This system opens up a few other possibilities I’d like to throw out there as well, to build on top of the core system described previously.
Trade Lane Disruption:
There are two ways to hurt an opponent's trade through military action: conquering a system and cutting off the route entirely, or raiding. The first is straightforward, and the second is a little different. Raiding is a new order type for fleets, and rather than conquering a system, requires ships to merely be present in a system that’s part of a trade route. Raiding ships are more effective when there are a larger number of them, and when they’re fast. This makes squadrons of smaller, quicker ships more effective than larger and slower ones. Raiding reduces the effectiveness of the trade route (rather than ending it completely) and generates a proportionate amount of resources for the raider, depending on the effectiveness of the raiding squadron and the value of the trade route(s) being attacked. It also prevents trade goods from getting to where they’re supposed to be going, potentially reducing happiness with the recipients waiting for them.
To counteract raids, ships can also be given a new Patrol order, which has those patrolling ships guard trade routes and engage in combat with raiding ships. Similarly, smaller ships are more likely to catch raiders and force them into combat, based on the speed differential between the two fleets.
Smugglers & Pirates:
An additional new feature I’d like to see is smugglers and pirates. Pirates essentially act as neutral raiders, and spawn slightly randomly, but largely determined by patrol coverage. Systems/trade routes which are not patrolled heavily enough (based on how developed the system is) will eventually spawn pirates. The weaker the patrol/richer the route, the stronger the pirates will become, and the more effective their raiding will become. Pirates require combat to disperse, and will degrade over time with adequate patrolling, rather than being destroyed once and then forgotten about.

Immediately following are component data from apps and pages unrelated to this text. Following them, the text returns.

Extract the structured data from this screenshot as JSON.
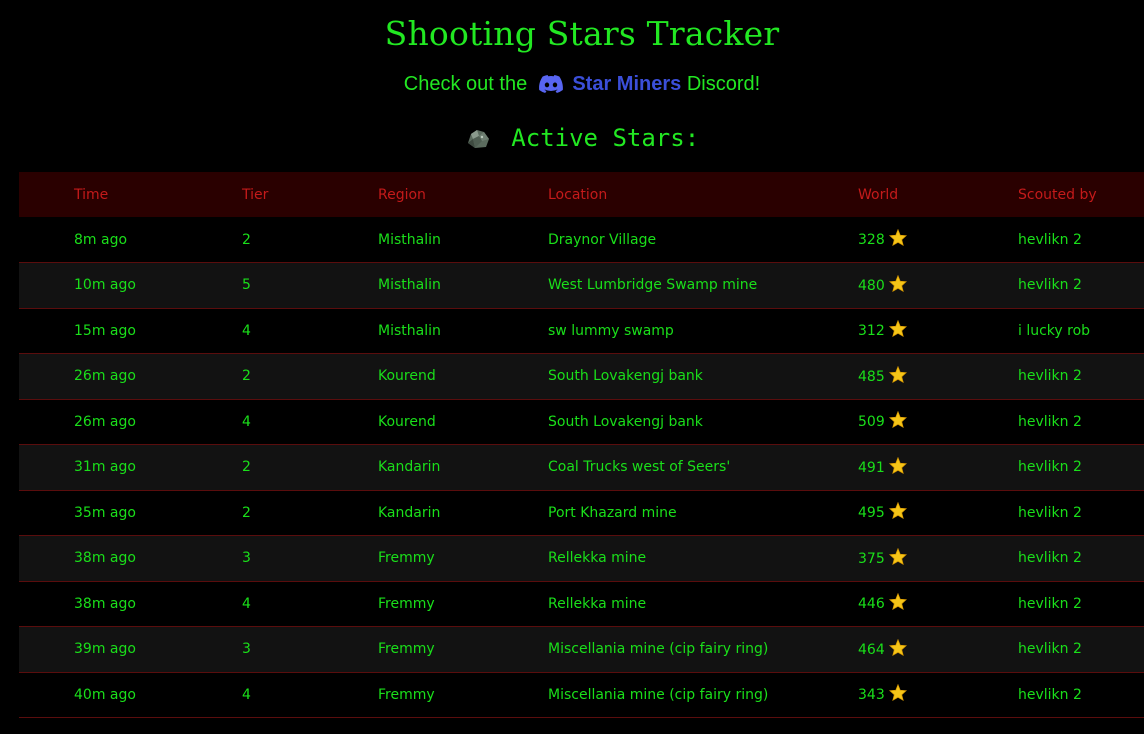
{
  "header": {
    "title": "Shooting Stars Tracker",
    "discord_prefix": "Check out the",
    "discord_link": "Star Miners",
    "discord_suffix": "Discord!"
  },
  "section": {
    "heading": "Active Stars:",
    "icon": "rock-icon"
  },
  "table": {
    "columns": [
      "Time",
      "Tier",
      "Region",
      "Location",
      "World",
      "Scouted by"
    ],
    "rows": [
      {
        "time": "8m ago",
        "tier": "2",
        "region": "Misthalin",
        "location": "Draynor Village",
        "world": "328",
        "scout": "hevlikn 2"
      },
      {
        "time": "10m ago",
        "tier": "5",
        "region": "Misthalin",
        "location": "West Lumbridge Swamp mine",
        "world": "480",
        "scout": "hevlikn 2"
      },
      {
        "time": "15m ago",
        "tier": "4",
        "region": "Misthalin",
        "location": "sw lummy swamp",
        "world": "312",
        "scout": "i lucky rob"
      },
      {
        "time": "26m ago",
        "tier": "2",
        "region": "Kourend",
        "location": "South Lovakengj bank",
        "world": "485",
        "scout": "hevlikn 2"
      },
      {
        "time": "26m ago",
        "tier": "4",
        "region": "Kourend",
        "location": "South Lovakengj bank",
        "world": "509",
        "scout": "hevlikn 2"
      },
      {
        "time": "31m ago",
        "tier": "2",
        "region": "Kandarin",
        "location": "Coal Trucks west of Seers'",
        "world": "491",
        "scout": "hevlikn 2"
      },
      {
        "time": "35m ago",
        "tier": "2",
        "region": "Kandarin",
        "location": "Port Khazard mine",
        "world": "495",
        "scout": "hevlikn 2"
      },
      {
        "time": "38m ago",
        "tier": "3",
        "region": "Fremmy",
        "location": "Rellekka mine",
        "world": "375",
        "scout": "hevlikn 2"
      },
      {
        "time": "38m ago",
        "tier": "4",
        "region": "Fremmy",
        "location": "Rellekka mine",
        "world": "446",
        "scout": "hevlikn 2"
      },
      {
        "time": "39m ago",
        "tier": "3",
        "region": "Fremmy",
        "location": "Miscellania mine (cip fairy ring)",
        "world": "464",
        "scout": "hevlikn 2"
      },
      {
        "time": "40m ago",
        "tier": "4",
        "region": "Fremmy",
        "location": "Miscellania mine (cip fairy ring)",
        "world": "343",
        "scout": "hevlikn 2"
      }
    ]
  },
  "colors": {
    "accent_green": "#22e822",
    "header_red": "#c41a1a",
    "link_blue": "#3b4fd9",
    "star_yellow": "#f5c518"
  }
}
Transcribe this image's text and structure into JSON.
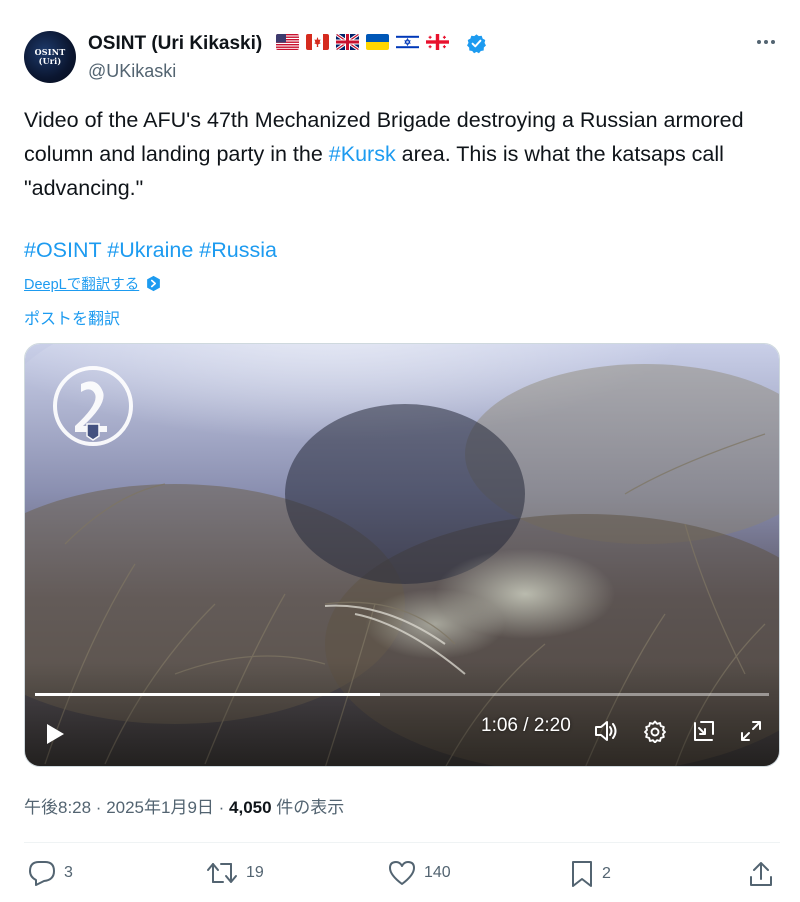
{
  "author": {
    "avatar_text": "OSINT (Uri)",
    "name": "OSINT (Uri Kikaski)",
    "handle": "@UKikaski",
    "flags": [
      "flag-us-icon",
      "flag-ca-icon",
      "flag-gb-icon",
      "flag-ua-icon",
      "flag-il-icon",
      "flag-ge-icon"
    ]
  },
  "tweet": {
    "text_before": "Video of the AFU's 47th Mechanized Brigade destroying a Russian armored column and landing party in the ",
    "text_link": "#Kursk",
    "text_after": " area. This is what the katsaps call \"advancing.\"",
    "hashtags": [
      "#OSINT",
      "#Ukraine",
      "#Russia"
    ]
  },
  "translation": {
    "deepl_label": "DeepLで翻訳する",
    "translate_label": "ポストを翻訳"
  },
  "video": {
    "time": "1:06 / 2:20",
    "progress": 0.47
  },
  "meta": {
    "timestamp": "午後8:28 · 2025年1月9日 · ",
    "views": "4,050",
    "views_suffix": " 件の表示"
  },
  "actions": {
    "replies": "3",
    "reposts": "19",
    "likes": "140",
    "bookmarks": "2"
  },
  "colors": {
    "accent": "#1d9bf0",
    "text_secondary": "#536471"
  }
}
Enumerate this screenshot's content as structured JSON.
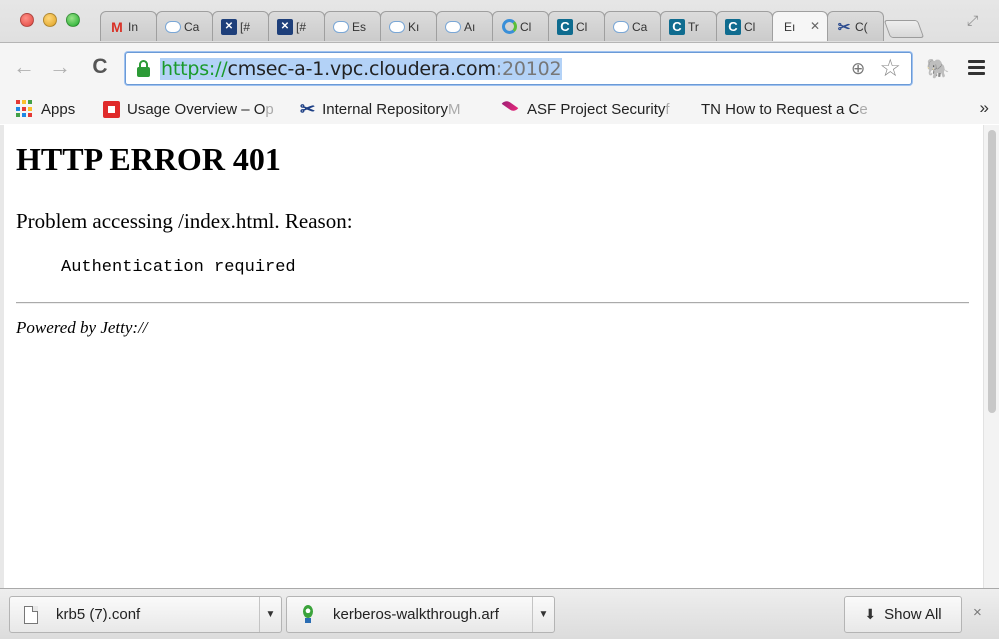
{
  "window": {
    "tabs": [
      {
        "label": "In",
        "icon": "gmail-icon"
      },
      {
        "label": "Ca",
        "icon": "cloud-icon"
      },
      {
        "label": "[#",
        "icon": "jira-shield-icon"
      },
      {
        "label": "[#",
        "icon": "jira-shield-icon"
      },
      {
        "label": "Es",
        "icon": "cloud-icon"
      },
      {
        "label": "Kı",
        "icon": "cloud-icon"
      },
      {
        "label": "Aı",
        "icon": "cloud-icon"
      },
      {
        "label": "Cl",
        "icon": "circle-logo-icon"
      },
      {
        "label": "Cl",
        "icon": "cloudera-c-icon"
      },
      {
        "label": "Ca",
        "icon": "cloud-icon"
      },
      {
        "label": "Tr",
        "icon": "cloudera-c-icon"
      },
      {
        "label": "Cl",
        "icon": "cloudera-c-icon"
      },
      {
        "label": "Eı",
        "icon": "none",
        "active": true
      },
      {
        "label": "C(",
        "icon": "scissors-x-icon"
      }
    ],
    "active_tab_close": "✕"
  },
  "toolbar": {
    "url_scheme": "https://",
    "url_host": "cmsec-a-1.vpc.cloudera.com",
    "url_port": ":20102"
  },
  "bookmarks": {
    "items": [
      {
        "label": "Apps",
        "fade": ""
      },
      {
        "label": "Usage Overview – O",
        "fade": "p"
      },
      {
        "label": "Internal Repository",
        "fade": " M"
      },
      {
        "label": "ASF Project Security",
        "fade": " f"
      },
      {
        "label": "TN How to Request a C",
        "fade": "e"
      }
    ],
    "overflow": "»"
  },
  "page": {
    "heading": "HTTP ERROR 401",
    "reason": "Problem accessing /index.html. Reason:",
    "message": "Authentication required",
    "powered_by": "Powered by Jetty://"
  },
  "downloads": {
    "items": [
      {
        "name": "krb5 (7).conf"
      },
      {
        "name": "kerberos-walkthrough.arf"
      }
    ],
    "show_all": "Show All",
    "close": "×"
  },
  "colors": {
    "secure_green": "#1a9a2c",
    "url_selection": "#b3d2f7",
    "omnibox_focus": "#6b9ad6"
  }
}
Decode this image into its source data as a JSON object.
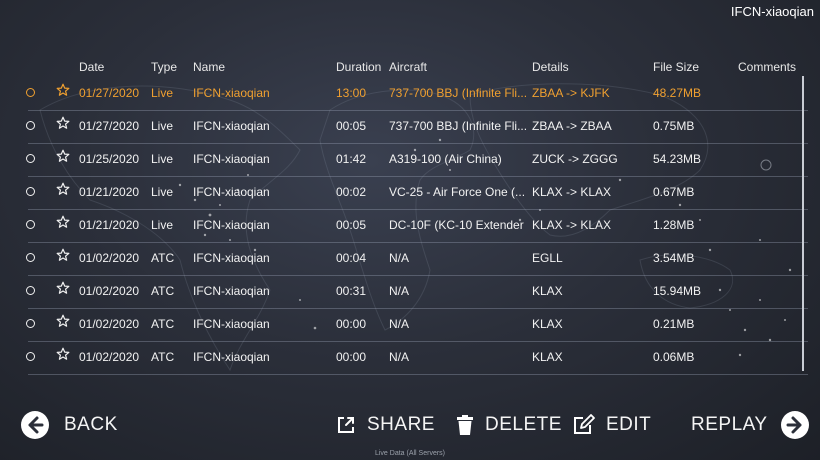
{
  "user": {
    "name": "IFCN-xiaoqian"
  },
  "columns": {
    "date": "Date",
    "type": "Type",
    "name": "Name",
    "duration": "Duration",
    "aircraft": "Aircraft",
    "details": "Details",
    "file_size": "File Size",
    "comments": "Comments"
  },
  "rows": [
    {
      "date": "01/27/2020",
      "type": "Live",
      "name": "IFCN-xiaoqian",
      "duration": "13:00",
      "aircraft": "737-700 BBJ (Infinite Fli...",
      "details": "ZBAA -> KJFK",
      "size": "48.27MB",
      "selected": true
    },
    {
      "date": "01/27/2020",
      "type": "Live",
      "name": "IFCN-xiaoqian",
      "duration": "00:05",
      "aircraft": "737-700 BBJ (Infinite Fli...",
      "details": "ZBAA -> ZBAA",
      "size": "0.75MB"
    },
    {
      "date": "01/25/2020",
      "type": "Live",
      "name": "IFCN-xiaoqian",
      "duration": "01:42",
      "aircraft": "A319-100 (Air China)",
      "details": "ZUCK -> ZGGG",
      "size": "54.23MB"
    },
    {
      "date": "01/21/2020",
      "type": "Live",
      "name": "IFCN-xiaoqian",
      "duration": "00:02",
      "aircraft": "VC-25 - Air Force One (...",
      "details": "KLAX -> KLAX",
      "size": "0.67MB"
    },
    {
      "date": "01/21/2020",
      "type": "Live",
      "name": "IFCN-xiaoqian",
      "duration": "00:05",
      "aircraft": "DC-10F (KC-10 Extender ...",
      "details": "KLAX -> KLAX",
      "size": "1.28MB"
    },
    {
      "date": "01/02/2020",
      "type": "ATC",
      "name": "IFCN-xiaoqian",
      "duration": "00:04",
      "aircraft": "N/A",
      "details": "EGLL",
      "size": "3.54MB"
    },
    {
      "date": "01/02/2020",
      "type": "ATC",
      "name": "IFCN-xiaoqian",
      "duration": "00:31",
      "aircraft": "N/A",
      "details": "KLAX",
      "size": "15.94MB"
    },
    {
      "date": "01/02/2020",
      "type": "ATC",
      "name": "IFCN-xiaoqian",
      "duration": "00:00",
      "aircraft": "N/A",
      "details": "KLAX",
      "size": "0.21MB"
    },
    {
      "date": "01/02/2020",
      "type": "ATC",
      "name": "IFCN-xiaoqian",
      "duration": "00:00",
      "aircraft": "N/A",
      "details": "KLAX",
      "size": "0.06MB"
    }
  ],
  "actions": {
    "back": "BACK",
    "share": "SHARE",
    "delete": "DELETE",
    "edit": "EDIT",
    "replay": "REPLAY"
  },
  "footer": "Live Data (All Servers)",
  "colors": {
    "selected": "#f0a030",
    "text": "#f2f2f2",
    "background": "#2b2f3a"
  },
  "icons": {
    "row_select": "radio-icon",
    "favorite": "star-icon",
    "back": "arrow-left-circle-icon",
    "share": "share-icon",
    "delete": "trash-icon",
    "edit": "edit-icon",
    "replay": "arrow-right-circle-icon"
  }
}
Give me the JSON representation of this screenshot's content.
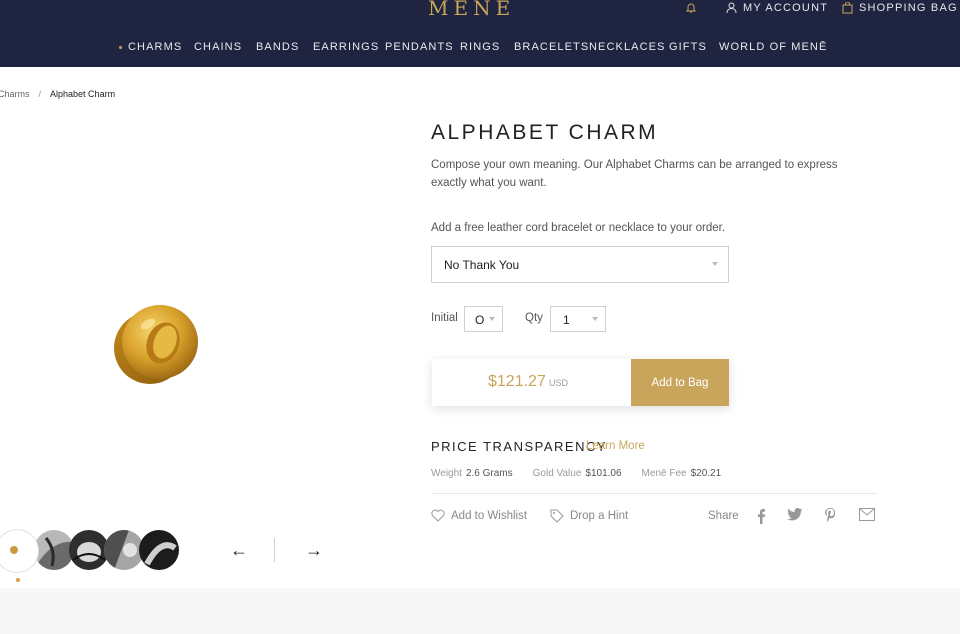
{
  "header": {
    "logo": "MENĒ",
    "account_label": "MY ACCOUNT",
    "bag_label": "SHOPPING BAG",
    "nav": [
      "CHARMS",
      "CHAINS",
      "BANDS",
      "EARRINGS",
      "PENDANTS",
      "RINGS",
      "BRACELETS",
      "NECKLACES",
      "GIFTS",
      "WORLD OF MENĒ"
    ]
  },
  "breadcrumb": {
    "parent": "Charms",
    "separator": "/",
    "current": "Alphabet Charm"
  },
  "product": {
    "title": "ALPHABET CHARM",
    "description": "Compose your own meaning. Our Alphabet Charms can be arranged to express exactly what you want.",
    "addon_label": "Add a free leather cord bracelet or necklace to your order.",
    "addon_selected": "No Thank You",
    "initial_label": "Initial",
    "initial_value": "O",
    "qty_label": "Qty",
    "qty_value": "1",
    "price": "$121.27",
    "currency": "USD",
    "add_button": "Add to Bag"
  },
  "transparency": {
    "title": "PRICE TRANSPARENCY",
    "learn_more": "Learn More",
    "weight_label": "Weight",
    "weight_value": "2.6 Grams",
    "gold_label": "Gold Value",
    "gold_value": "$101.06",
    "fee_label": "Menē Fee",
    "fee_value": "$20.21"
  },
  "actions": {
    "wishlist": "Add to Wishlist",
    "hint": "Drop a Hint",
    "share": "Share"
  },
  "gallery": {
    "prev": "←",
    "next": "→"
  },
  "colors": {
    "navy": "#1f2540",
    "gold": "#c9a55b"
  }
}
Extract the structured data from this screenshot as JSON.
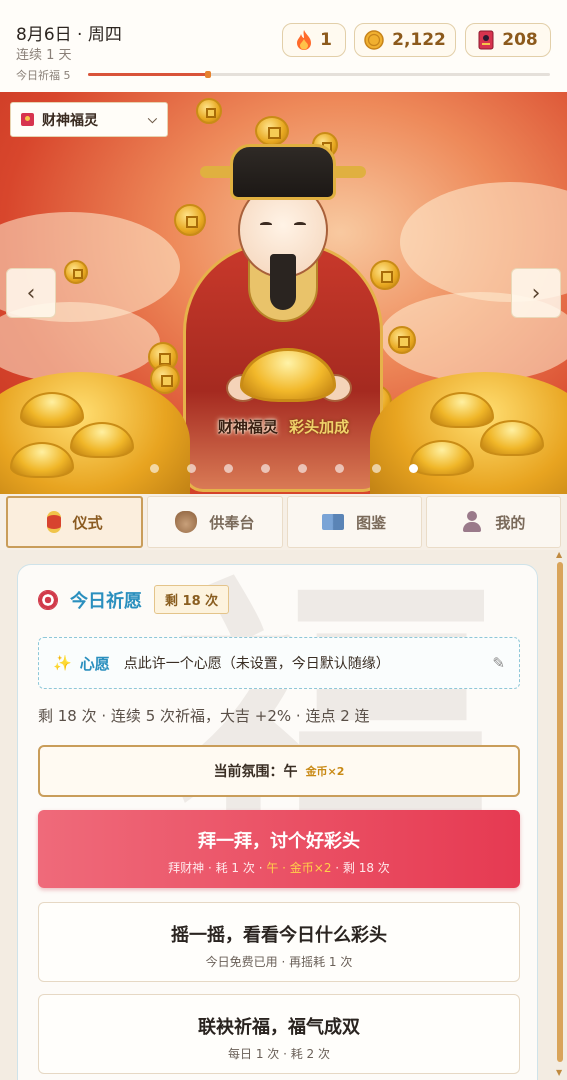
{
  "header": {
    "date": "8月6日 · 周四",
    "streak": "连续 1 天",
    "bless_label": "今日祈福 5",
    "bless_progress": 0.26,
    "counters": {
      "fire": "1",
      "coins": "2,122",
      "cards": "208"
    }
  },
  "banner": {
    "realm_select": "财神福灵",
    "caption_name": "财神福灵",
    "caption_bonus": "彩头加成",
    "prev_label": "‹",
    "next_label": "›",
    "dots_total": 8,
    "dots_active": 8
  },
  "tabs": [
    {
      "label": "仪式",
      "icon": "lantern-icon",
      "active": true
    },
    {
      "label": "供奉台",
      "icon": "offering-bowl-icon",
      "active": false
    },
    {
      "label": "图鉴",
      "icon": "book-icon",
      "active": false
    },
    {
      "label": "我的",
      "icon": "user-icon",
      "active": false
    }
  ],
  "card": {
    "title": "今日祈愿",
    "remaining_badge": "剩 18 次",
    "watermark": "福",
    "wish_label": "心愿",
    "wish_text": "点此许一个心愿（未设置，今日默认随缘）",
    "status_line": "剩 18 次 · 连续 5 次祈福，大吉 +2% · 连点 2 连",
    "atmosphere_label": "当前氛围：午",
    "atmosphere_tag": "金币×2",
    "pray_button": {
      "title": "拜一拜，讨个好彩头",
      "sub_prefix": "拜财神 · 耗 1 次 · ",
      "sub_highlight": "午 · 金币×2",
      "sub_suffix": " · 剩 18 次"
    },
    "shake_button": {
      "title": "摇一摇，看看今日什么彩头",
      "sub": "今日免费已用 · 再摇耗 1 次"
    },
    "combo_button": {
      "title": "联袂祈福，福气成双",
      "sub": "每日 1 次 · 耗 2 次"
    }
  },
  "colors": {
    "accent_blue": "#2a8fbe",
    "primary_red": "#e63a52",
    "gold": "#c99d5a"
  }
}
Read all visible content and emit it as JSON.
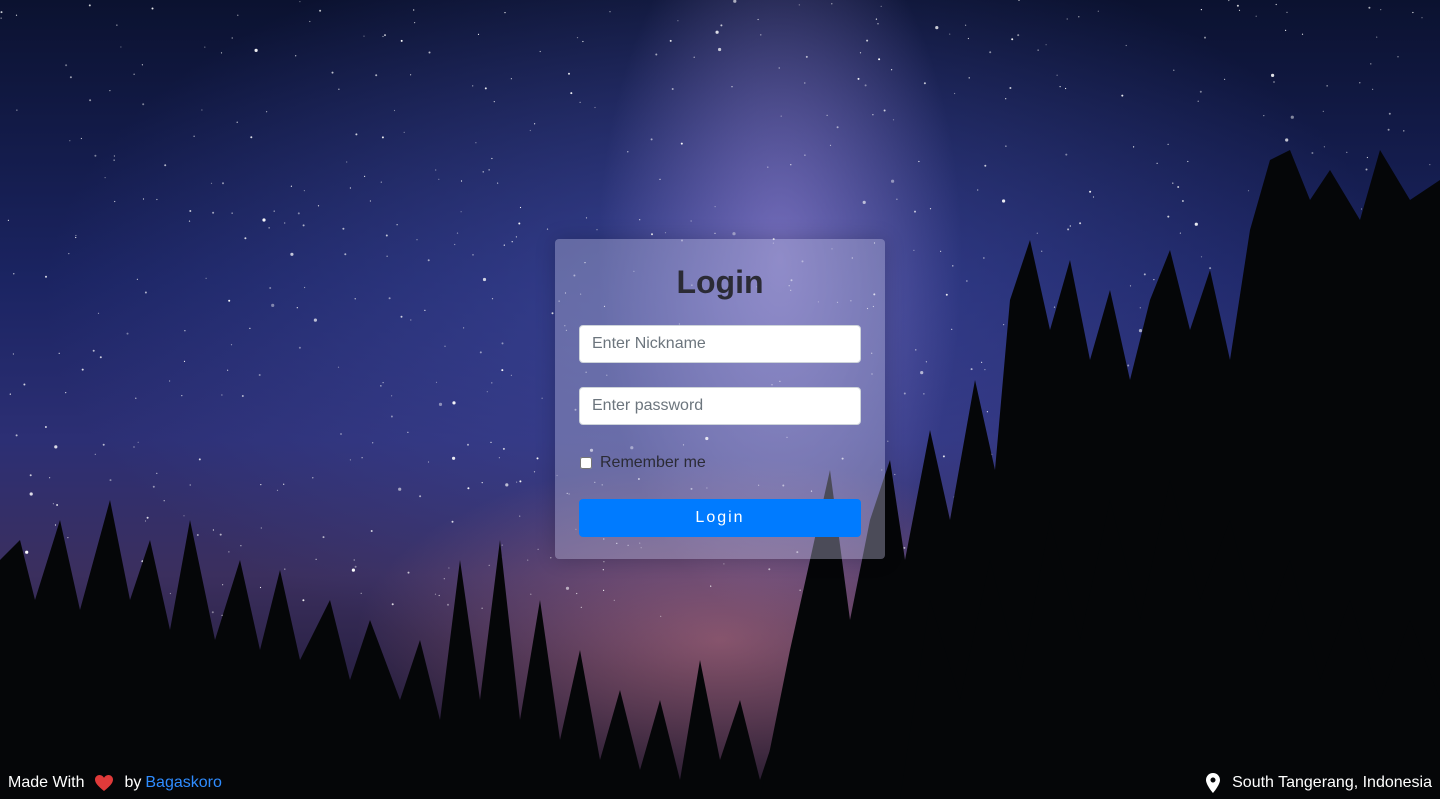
{
  "login": {
    "title": "Login",
    "nickname_placeholder": "Enter Nickname",
    "password_placeholder": "Enter password",
    "remember_label": "Remember me",
    "button_label": "Login"
  },
  "footer": {
    "made_with": "Made With",
    "by": "by",
    "author": "Bagaskoro",
    "location": "South Tangerang, Indonesia"
  },
  "icons": {
    "heart": "heart-icon",
    "location": "map-pin-icon"
  },
  "colors": {
    "primary_button": "#007bff",
    "link": "#2f8cff",
    "heart": "#e03a3a"
  }
}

Smugglers work somewhat similarly conceptually to pirates, but have different effects. Rather than attacking your trade routes directly, smugglers reduce the efficiency of them. Smugglers are created when a system has demand that isn’t being met, and similar to pirates, grow in severity when an area isn’t patrolled enough. The higher the demand that isn’t being met, the more likely smugglers are to spawn, the more effective they'll be, and the harder they’ll be to remove. The main difference is smugglers are more difficult to remove than pirates once entrenched, taking longer and a greater effort as they’re less obvious, and will reduce demand in the system while still causing unhappiness as if the demand hadn’t gone down (result of higher prices, etc.). The main issue with this is that an area infested with smugglers will form weaker trade routes (due to lower demand) even when the goods are available, until the smugglers are removed, while still having the same penalties as if the goods aren’t being supplied.
Ideally I’d like to see strategic resources changed from the sort of “all or nothing” approach that currently exists. Rather than “have” or “don’t have” I’d like to see a quantity based system where you generate strategic resources over time and either spend them directly on ships or just have a required maintenance cost of them based on how many you need to keep your fleet supplied. And if you don’t have enough, your fleet(s) loses the benefits (or you can’t build/repair ships which require them).
With a system like this, it could be worked into the trade system, where when you trade them to an ally it supplies them with a certain amount over time, with the resources being delivered via trade routes from the producing systems to the recipients capital system. This would further expand the trade system, and open up significant targets for military actions to cut off strategic resources to those you’re at war with (or places you need to defend carefully). It also means you need continuous trade routes to another empire to send them strategic resources, either by bordering them or by having trade agreements with others geographically along the route.